Of course, blockchain technology has a history of association with unregulated territory. It has tended to be something that made people nervous about it. But the increasing encroachment of regulation on the infrastructure on which we rely means that maybe, in future, this element of crypto will drive its growth.
Black Indie Author Day
The publishing industry has realised in the past few years the extent of the diversity issue it has. That realisation has happened very slowly. It started with the Vida count. This brought recognition that when it comes to the coverage of titles in major publications, there has been a real gender inequality. Books like The Good Immigrant have highlighted the industry’s pretty shabby record on race. And in the past two years scandals with the Romance Writers of America awards, and just this month the response to criticism of Kate Clanchy’s book “Some Kids I Taught and What they Taught Me”, have shown that the industry is only just beginning to get to grips with the problem.
There has been far less coverage of diversity in indie publishing. In a way this is inevitable. While we have organizations like ALLi that advocate and bring us together, the whole thing about being indie is that it’s harder to see our contours as a group. Indie Land should, in theory, provide a home for all.
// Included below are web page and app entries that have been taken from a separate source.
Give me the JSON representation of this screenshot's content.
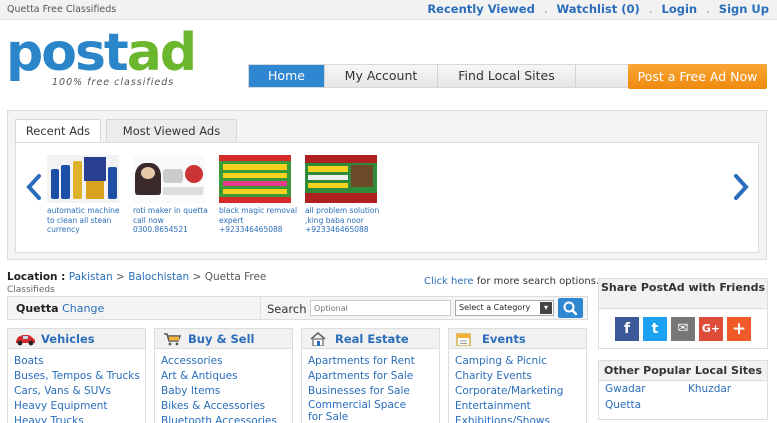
{
  "topbar": {
    "site_name": "Quetta Free Classifieds",
    "recently_viewed": "Recently Viewed",
    "watchlist": "Watchlist",
    "watchlist_count": "(0)",
    "login": "Login",
    "signup": "Sign Up",
    "sep": "."
  },
  "logo": {
    "part1": "post",
    "part2": "ad",
    "tagline": "100% free classifieds"
  },
  "nav": {
    "home": "Home",
    "my_account": "My Account",
    "find_local": "Find Local Sites",
    "post_ad": "Post a Free Ad Now"
  },
  "ads": {
    "tabs": [
      "Recent Ads",
      "Most Viewed Ads"
    ],
    "items": [
      {
        "caption": "automatic machine to clean all stean currency"
      },
      {
        "caption": "roti maker in quetta call now 0300.8654521"
      },
      {
        "caption": "black magic removal expert +923346465088"
      },
      {
        "caption": "all problem solution ,king baba noor +923346465088"
      }
    ]
  },
  "location": {
    "label": "Location :",
    "country": "Pakistan",
    "region": "Balochistan",
    "current": "Quetta Free",
    "current_sub": "Classifieds",
    "arrow": ">",
    "click_here": "Click here",
    "click_rest": "for more search options."
  },
  "search": {
    "city": "Quetta",
    "change": "Change",
    "label": "Search",
    "placeholder": "Optional",
    "category": "Select a Category"
  },
  "categories": [
    {
      "title": "Vehicles",
      "items": [
        "Boats",
        "Buses, Tempos & Trucks",
        "Cars, Vans & SUVs",
        "Heavy Equipment",
        "Heavy Trucks"
      ]
    },
    {
      "title": "Buy & Sell",
      "items": [
        "Accessories",
        "Art & Antiques",
        "Baby Items",
        "Bikes & Accessories",
        "Bluetooth Accessories"
      ]
    },
    {
      "title": "Real Estate",
      "items": [
        "Apartments for Rent",
        "Apartments for Sale",
        "Businesses for Sale",
        "Commercial Space for Sale"
      ]
    },
    {
      "title": "Events",
      "items": [
        "Camping & Picnic",
        "Charity Events",
        "Corporate/Marketing",
        "Entertainment",
        "Exhibitions/Shows"
      ]
    }
  ],
  "share": {
    "title": "Share PostAd with Friends",
    "icons": [
      "f",
      "t",
      "✉",
      "G+",
      "+"
    ],
    "colors": {
      "facebook": "#3b5998",
      "twitter": "#1da1f2",
      "email": "#777777",
      "gplus": "#dd4b39",
      "plus": "#f05a28"
    }
  },
  "popular": {
    "title": "Other Popular Local Sites",
    "sites": [
      "Gwadar",
      "Khuzdar",
      "Quetta"
    ]
  },
  "colors": {
    "accent": "#2f86d1",
    "link": "#2a6ebb",
    "post_btn": "#f39a1e",
    "logo_blue": "#2a86c9",
    "logo_green": "#6ab72d"
  }
}
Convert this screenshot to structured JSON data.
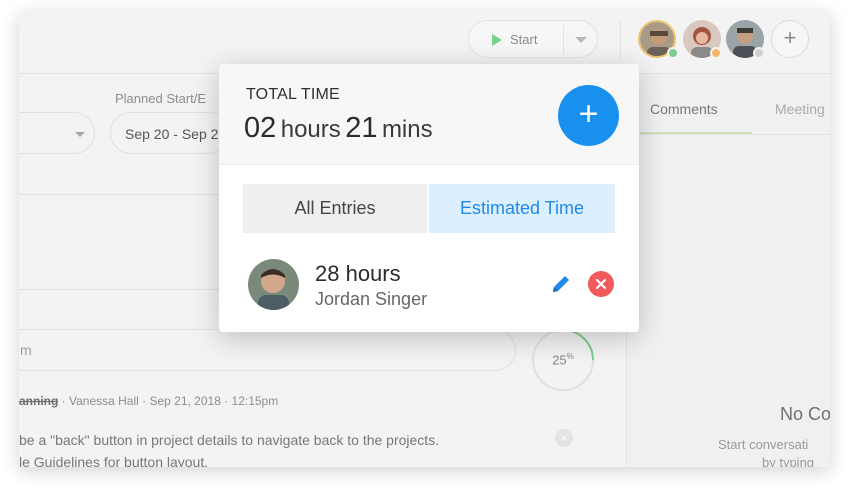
{
  "toolbar": {
    "start_label": "Start"
  },
  "header_fields": {
    "planned_label": "Planned Start/E",
    "planned_value": "Sep 20 - Sep 2"
  },
  "right_panel": {
    "tabs": [
      "Comments",
      "Meeting"
    ],
    "empty_title": "No Co",
    "empty_line1": "Start conversati",
    "empty_line2": "by typing"
  },
  "progress": {
    "value": "25",
    "unit": "%",
    "fraction": 0.25
  },
  "comment_input": {
    "placeholder": "m"
  },
  "activity": {
    "title": "anning",
    "meta": " · Vanessa Hall · Sep 21, 2018 · 12:15pm",
    "line1": "be a \"back\" button in project details to navigate back to the projects.",
    "line2": "le Guidelines for button layout."
  },
  "popup": {
    "title": "TOTAL TIME",
    "hours_num": "02",
    "hours_unit": "hours",
    "mins_num": "21",
    "mins_unit": "mins",
    "tabs": {
      "all": "All Entries",
      "estimated": "Estimated Time"
    },
    "entry": {
      "hours": "28 hours",
      "name": "Jordan Singer"
    }
  },
  "colors": {
    "accent": "#1890ee",
    "estimated_tab_bg": "#dcefff",
    "delete": "#f15b5b",
    "online": "#7ccf8c",
    "away": "#f3b66a"
  },
  "icons": [
    "play-icon",
    "chevron-down-icon",
    "plus-icon",
    "pencil-icon",
    "close-icon"
  ]
}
In practice, it doesn’t always feel that way.
So it’s great to be able to cover two related events. Last Saturday was Black Independent Authors Day, an annual event staged on August 21st. It is an online celebration of the wealth of talented black indie authors writing every kind of book you can imagine.
Read Black Fantasy
A much more focused and ongoing campaign is Benu Media’s Read Black Fantasy. The campaign puts the spotlight on Black fantasy writers, especially highlighting the indie community. It is an appropriate genre for such a campaign. The #publishingpaidme campaign of 2020 highlighting unequal pay in publishing for writers of colour was driven by SFF’s N K Jemisin. Possibly because SFF was involved in some really unpleasant episodes, such as the Sad Puppy movement that came out of Gamergate, earlier than a lot of areas it has tended to take a lead, and this is a really fabulous initiative.
Reading Online Continues to Grow
This Friday sees the European Speed Reading Championship. Part of the annual Mind Sports Olympiad, you can enter the competition for free here. I’ve been lucky enough to win for three years, and one of the reasons I keep coming back is that you get a free advanced copy of a great book. This year, for obvious reasons, the event will be held online. And that’s why I wanted to mention it. Because Mark Williams has a great piece about the continued growth of online reading. This means reading actually online – as opposed to downloading material. The latest huge development is DC Comics’ partnering with Webtoon. This will bring comics to a much wider audience. What is remarkable is despite the vast size of this audience (Wattpad is just one player) publishers haven’t caught on fully.What the Only Fans content ban means for indie authors and other top #selfpub news stories for #indieauthors, in one quick read, by #ALLi News Editor Dan Holloway @agnieszkasshoes #digitaleconomy #publishingopenup Click To Tweet
Upcoming Conferences and Events
Help us fill this with great online events in the coming weeks and months. I highly recommend this great list of online writers’ conferences from Nate Hoffelder, some of which are indie-inclusive.
Historical Novel Society Australia, Writing Bootcamp, 16-17 Oct (early bird tickets until 24 September)